The one problem with this convincing and disturbing account is that, in his enthusiastic focus on the bad behavior of the APA, Greenberg risks losing sight of the fact that the field of mental health truly needs some agreed-upon descriptive labels for certain psychological aberrancies, and the interest and the funding and the time to study them properly. (This is very different from saying we need a book that claims to include all possible disorders of the mind. Such a “need” is perhaps less a desire to understand and help, and more an impossible lust for complete mastery.) In the last chapter of his book, Greenberg offers a lengthy and seductive analysis of whether or not his book is a product of “anti-psychiatry.” He thinks it is not, and assures us that he does not blame psychiatrists, since “they are in the grips of forces bigger than they are.” This anti-psychiatry-or-not discussion is probably unnecessary. Worse, it distracts from what is perhaps the most regrettable aspect of the DSM’s failure—that clinicians need clearly articulated concepts, a common language, and that productive, interpretable, replicable research requires this vocabulary, too.

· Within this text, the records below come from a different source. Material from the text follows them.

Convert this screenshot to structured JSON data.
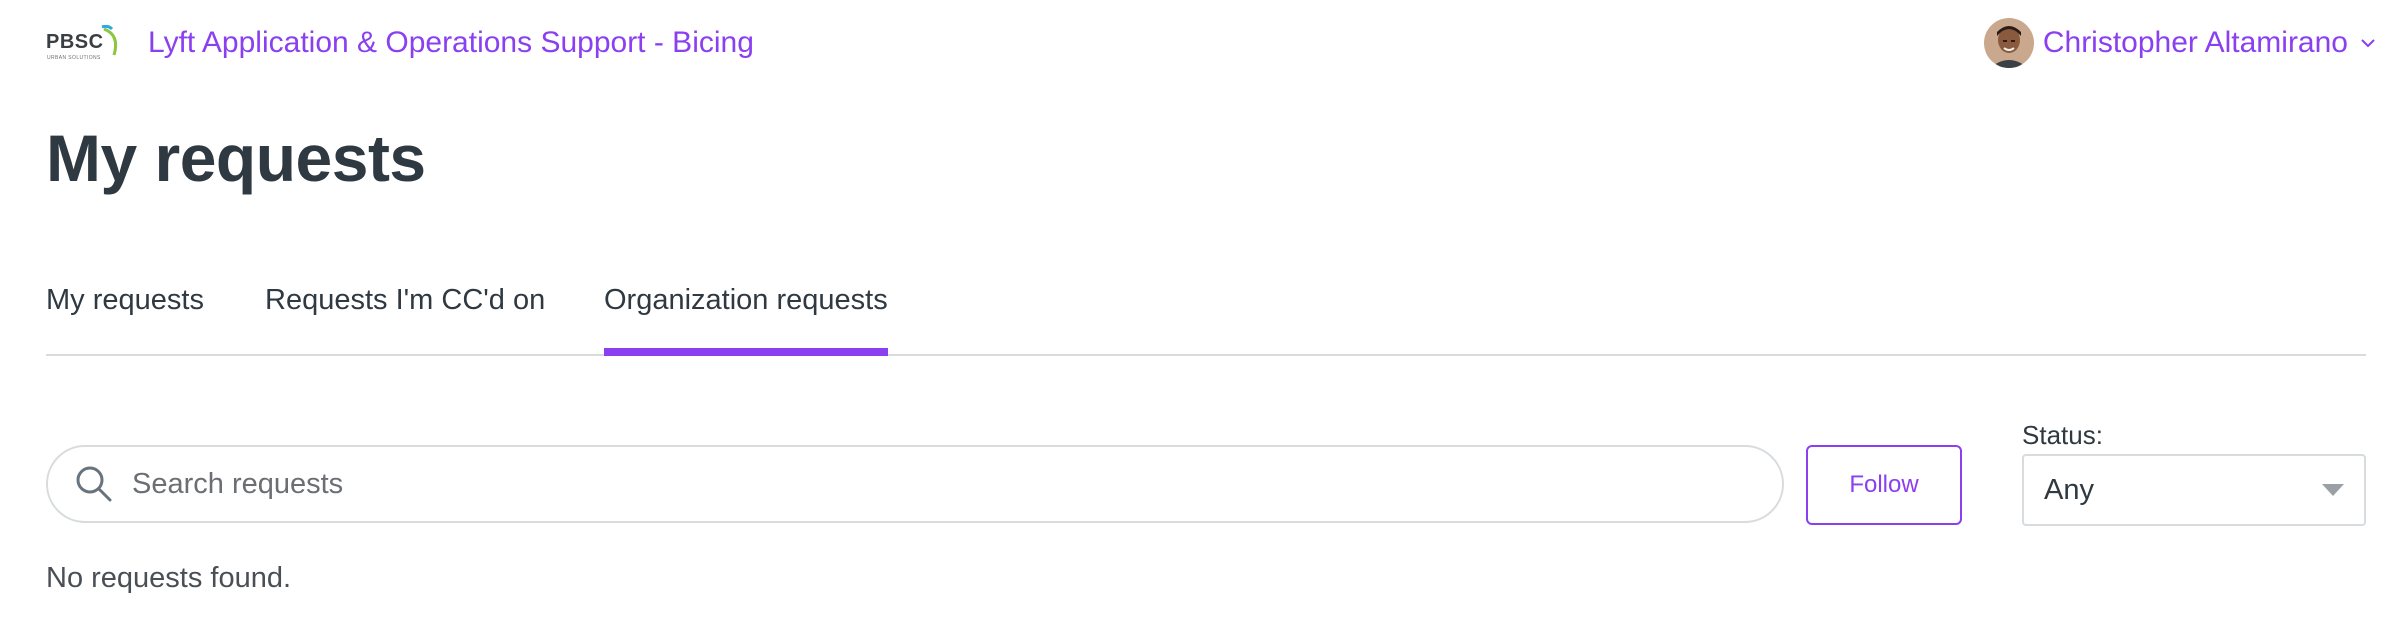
{
  "header": {
    "logo_text": "PBSC",
    "logo_subtext": "URBAN SOLUTIONS",
    "brand_title": "Lyft Application & Operations Support - Bicing",
    "user_name": "Christopher Altamirano"
  },
  "page_title": "My requests",
  "tabs": [
    {
      "label": "My requests",
      "active": false
    },
    {
      "label": "Requests I'm CC'd on",
      "active": false
    },
    {
      "label": "Organization requests",
      "active": true
    }
  ],
  "search": {
    "placeholder": "Search requests",
    "value": ""
  },
  "follow_button": "Follow",
  "status_filter": {
    "label": "Status:",
    "selected": "Any"
  },
  "empty_message": "No requests found.",
  "colors": {
    "accent": "#8a3ff0",
    "text": "#2f3941",
    "border": "#d8dcde"
  },
  "icons": [
    "pbsc-logo",
    "avatar",
    "chevron-down-icon",
    "search-icon",
    "caret-down-icon"
  ]
}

Still, Greenberg is better than any other critic I have seen at explaining why the love of money and power may never allow us to admit that the study of the mind is different from the investigation of the brain, and that the former is many more parts philosophy than neurology—and why it is only such an admission that would allow us to work toward genuinely helpful (if not perfectly unitary and complete) descriptive systems.
Greenberg sets out to reveal that psychiatry has never successfully carved nature at its joints. He makes an entirely cogent and, along the way, darkly entertaining case. He demonstrates also that both the prestigious position and financial viability of psychiatry as a profession are increasingly dependent on its alchemistic transformation of normal human suffering into various arcane “illnesses.” For these reasons alone, his book is an essential eye-opener for most people interested in the “mental disorders” and for all of us who practice the treatment of them. But perhaps the most important lesson to be found in the Book of Woe is that a mighty scientific endeavor to sort reality from superstition and prejudice, one with an unfathomable cultural influence on the twentieth century—and likely the twenty-first as well—has been (perhaps terminally) commercialized by an all-too-real desire for superordinate power and adequate financing.
This was according to the DSM-III, which, in 1980, had nixed the name “Manic-Depressive Disorder,” but still had not divided the malady into the “Bipolar I” and “Bipolar II” forms that would be described in 1994 by DSM-IV (distinguished primarily by whether the patient experiences mania or hypomania).
In fact, the National Institute of Mental Health is so dissatisfied with the American Psychiatric Association’s approach to classifying mental illnesses that NIMH is moving away from relying on the DSM and looking to "to transform diagnosis by incorporating genetics, imaging, cognitive science and other levels of information to lay the foundation for a new classification system."